The bed subframe was not bent, but it was off the rails… (just like the rest of the printer).

On the Pro side, they did choose a Duet Maestro controller. These are the lowest end controller in the Duet lineup, and that entire lineup represents some of the premier controllers in the 3D print industry. Network attach (Ethernet only, in this case), Web interface for upload, print, monitor, manage the printer. All configuration is done via commands and/or files, never a need to recompile the firmware. Moment to moment operation via a screen, knob, clicker on the front of the printer. Full 32 bit controller. Very active developer and support organization.
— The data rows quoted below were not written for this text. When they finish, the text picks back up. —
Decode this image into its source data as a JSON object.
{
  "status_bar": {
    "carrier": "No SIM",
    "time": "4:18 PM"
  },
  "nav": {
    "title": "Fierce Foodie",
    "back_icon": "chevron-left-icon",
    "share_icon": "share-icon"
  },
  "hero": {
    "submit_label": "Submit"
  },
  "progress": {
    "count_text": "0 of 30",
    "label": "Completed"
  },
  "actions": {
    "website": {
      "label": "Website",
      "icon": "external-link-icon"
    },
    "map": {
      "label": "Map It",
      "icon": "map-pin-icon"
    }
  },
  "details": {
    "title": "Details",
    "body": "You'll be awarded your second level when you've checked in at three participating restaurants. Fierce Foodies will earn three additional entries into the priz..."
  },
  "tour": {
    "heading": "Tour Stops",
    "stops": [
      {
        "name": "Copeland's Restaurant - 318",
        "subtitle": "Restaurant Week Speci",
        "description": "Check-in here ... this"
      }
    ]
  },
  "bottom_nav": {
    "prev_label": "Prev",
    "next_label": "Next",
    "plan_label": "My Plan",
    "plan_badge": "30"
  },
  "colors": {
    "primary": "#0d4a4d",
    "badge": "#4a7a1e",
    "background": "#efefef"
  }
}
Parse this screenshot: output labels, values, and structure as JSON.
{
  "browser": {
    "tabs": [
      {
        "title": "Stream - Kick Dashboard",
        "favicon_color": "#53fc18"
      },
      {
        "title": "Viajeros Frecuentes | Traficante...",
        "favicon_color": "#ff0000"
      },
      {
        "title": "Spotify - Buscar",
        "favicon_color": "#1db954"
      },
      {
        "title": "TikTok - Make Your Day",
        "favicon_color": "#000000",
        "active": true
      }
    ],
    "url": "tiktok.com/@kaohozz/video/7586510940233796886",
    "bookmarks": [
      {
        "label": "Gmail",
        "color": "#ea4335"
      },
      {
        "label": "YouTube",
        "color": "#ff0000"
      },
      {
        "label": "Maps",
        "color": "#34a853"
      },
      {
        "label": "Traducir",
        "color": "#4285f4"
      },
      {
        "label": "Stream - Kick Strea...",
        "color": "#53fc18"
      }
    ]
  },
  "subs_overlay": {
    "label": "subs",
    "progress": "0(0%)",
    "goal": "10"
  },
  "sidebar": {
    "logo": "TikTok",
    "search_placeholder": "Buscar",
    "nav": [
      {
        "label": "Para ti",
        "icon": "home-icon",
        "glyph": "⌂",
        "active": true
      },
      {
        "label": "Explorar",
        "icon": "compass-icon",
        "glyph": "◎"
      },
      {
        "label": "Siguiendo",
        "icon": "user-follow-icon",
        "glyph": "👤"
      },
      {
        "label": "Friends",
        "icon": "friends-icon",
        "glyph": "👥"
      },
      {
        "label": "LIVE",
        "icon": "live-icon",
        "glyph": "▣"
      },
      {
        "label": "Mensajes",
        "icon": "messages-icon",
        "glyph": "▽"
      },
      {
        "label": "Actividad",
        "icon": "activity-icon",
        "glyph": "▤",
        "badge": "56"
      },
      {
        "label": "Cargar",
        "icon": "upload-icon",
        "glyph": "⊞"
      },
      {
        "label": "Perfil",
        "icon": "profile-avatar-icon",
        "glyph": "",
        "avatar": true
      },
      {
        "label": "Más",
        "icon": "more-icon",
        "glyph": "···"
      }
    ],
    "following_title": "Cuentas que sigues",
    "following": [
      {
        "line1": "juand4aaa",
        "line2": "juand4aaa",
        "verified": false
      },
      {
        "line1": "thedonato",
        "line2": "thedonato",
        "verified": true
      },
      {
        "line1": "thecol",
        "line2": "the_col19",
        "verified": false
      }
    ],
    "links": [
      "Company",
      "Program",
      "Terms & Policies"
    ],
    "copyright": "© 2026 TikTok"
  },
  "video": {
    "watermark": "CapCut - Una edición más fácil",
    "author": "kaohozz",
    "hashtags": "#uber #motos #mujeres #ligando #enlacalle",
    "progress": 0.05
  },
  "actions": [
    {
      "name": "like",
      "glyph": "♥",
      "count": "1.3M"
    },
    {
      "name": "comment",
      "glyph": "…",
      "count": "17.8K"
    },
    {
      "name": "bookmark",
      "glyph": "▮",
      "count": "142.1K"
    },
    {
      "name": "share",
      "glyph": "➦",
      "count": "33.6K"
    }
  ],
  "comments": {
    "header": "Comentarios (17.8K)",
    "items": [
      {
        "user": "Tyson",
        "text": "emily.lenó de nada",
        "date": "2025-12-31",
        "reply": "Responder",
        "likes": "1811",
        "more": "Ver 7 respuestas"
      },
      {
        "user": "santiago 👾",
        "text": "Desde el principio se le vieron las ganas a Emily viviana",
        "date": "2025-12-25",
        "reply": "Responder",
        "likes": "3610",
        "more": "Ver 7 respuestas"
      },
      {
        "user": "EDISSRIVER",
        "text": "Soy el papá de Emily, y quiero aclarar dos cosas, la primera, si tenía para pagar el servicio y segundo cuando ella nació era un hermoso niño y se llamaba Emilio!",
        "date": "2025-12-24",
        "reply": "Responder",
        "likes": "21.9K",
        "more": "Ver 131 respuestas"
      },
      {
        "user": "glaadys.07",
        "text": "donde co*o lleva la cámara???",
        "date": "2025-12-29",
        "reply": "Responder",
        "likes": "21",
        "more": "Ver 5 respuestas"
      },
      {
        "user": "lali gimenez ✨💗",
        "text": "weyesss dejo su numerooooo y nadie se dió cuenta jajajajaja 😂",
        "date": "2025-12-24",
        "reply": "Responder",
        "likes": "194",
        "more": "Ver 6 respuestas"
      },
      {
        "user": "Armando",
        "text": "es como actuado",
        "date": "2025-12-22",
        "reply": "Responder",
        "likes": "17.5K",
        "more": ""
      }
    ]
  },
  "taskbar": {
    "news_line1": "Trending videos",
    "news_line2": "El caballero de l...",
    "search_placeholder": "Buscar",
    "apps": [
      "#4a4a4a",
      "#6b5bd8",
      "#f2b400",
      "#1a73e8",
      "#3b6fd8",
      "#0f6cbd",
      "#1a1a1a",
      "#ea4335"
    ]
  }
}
Overall an excellent choice by M3D.

Summary: Good controller, weak mechanics, all supporting a color mixing head. More about that head in Part II, here.

Crane Quad from M3D – Part 2

Part 1 of this review is easily summarized: Good controller, weak mechanics, all supporting a color mixing head.

Let’s talk about that head.

Ever heard of the subreddit ATBGE? Awful Taste But Great Execution? This is sort of the opposite. GCBAE. Great Concept But Awful Implementation.

The concept behind color mixing is great, and when you get the thing loaded and working and it continues to work through one whole print, the results can be stunning. Here are a few pics from their web site:

The head itself has four small geared extruder motors that drive filament into a common heat block / mixing chamber. This cutaway gives you some idea:

The nozzle fits the heatblock so well that you might think it is all one piece; in reality, the nozzle IS replaceable (with their proprietary part only).

Any mixing printhead has an interesting limit: All the inputs MUST have filament in them, or feeding filament will force melt back out that empty input. M3D publishes good instructions to help avoid this. Nonetheless, I managed to jam an input in the first few minutes of trying to load the printer.

That led to about two hours of disassembly, understanding the head, and trying to clear the block. The documentation here is severely lacking. There is some information on changing a nozzle, and I used this to get the nozzle and heat block assembly out. Clearing the block ultimately required heating that assembly, holding it in pliers, and jamming a hex tool that just happens to almost exactly fit a 1.75 hole. With four holes, there is a certain amount of “whack a mole” to get everything cleared at once. A lot of working with this eventually got all four holes where they would pass filament.

This is NOT FOR THE FAINT OF HEART. This thing is going to require advanced 3D printing skills and/or mechanical skills to get it to work at all. I came very close to damaging the white plastic insert, very close to the first print not happening at all.

With the printer now loaded and able to feed all four filaments, I started their sample print, the spiral vase. Getting layer 1 going on the manual leveled bed took a couple of tries, but nothing too serious.

Once I could see that the print was proceeding I left it to finish over the next several hours (NEVER leave a brand new printer completely alone… my phrase ‘left it’ means that I turned my attention to other things in the Bat Cave; I was always in the same room and within about 20 feet of the printer).

Result? Fairly OK-Ish for most of the print, the top 1/2 inch or so was completely de-bonded for unknown reasons. Their filament, their printer, their sample pre-sliced file.

And… the print stuck to the black print surface quite firmly. I finally chiseled it off to get the print itself free. I still have not gotten the circle of plastic, THICK circle of plastic, off the bed. Again, their filament, bed, and temperatures. This is completely unacceptable, to ruin the bed on the very first print.

Summary: Head is VERY finicky to get loaded, didn’t even make it through the sample print without jamming, and requires mad skills to unclog. Bed material grabs supplied filament so well it ruins itself.

Ick.

I’m glad I didn’t pay a lot for this thing. I’m trying to decide now how much more time to invest. I may be hard headed enough to print the fish, because my wife thinks it is cute. After that, the idea of spending all the loading/unjamming time on a regular basis… no thanks.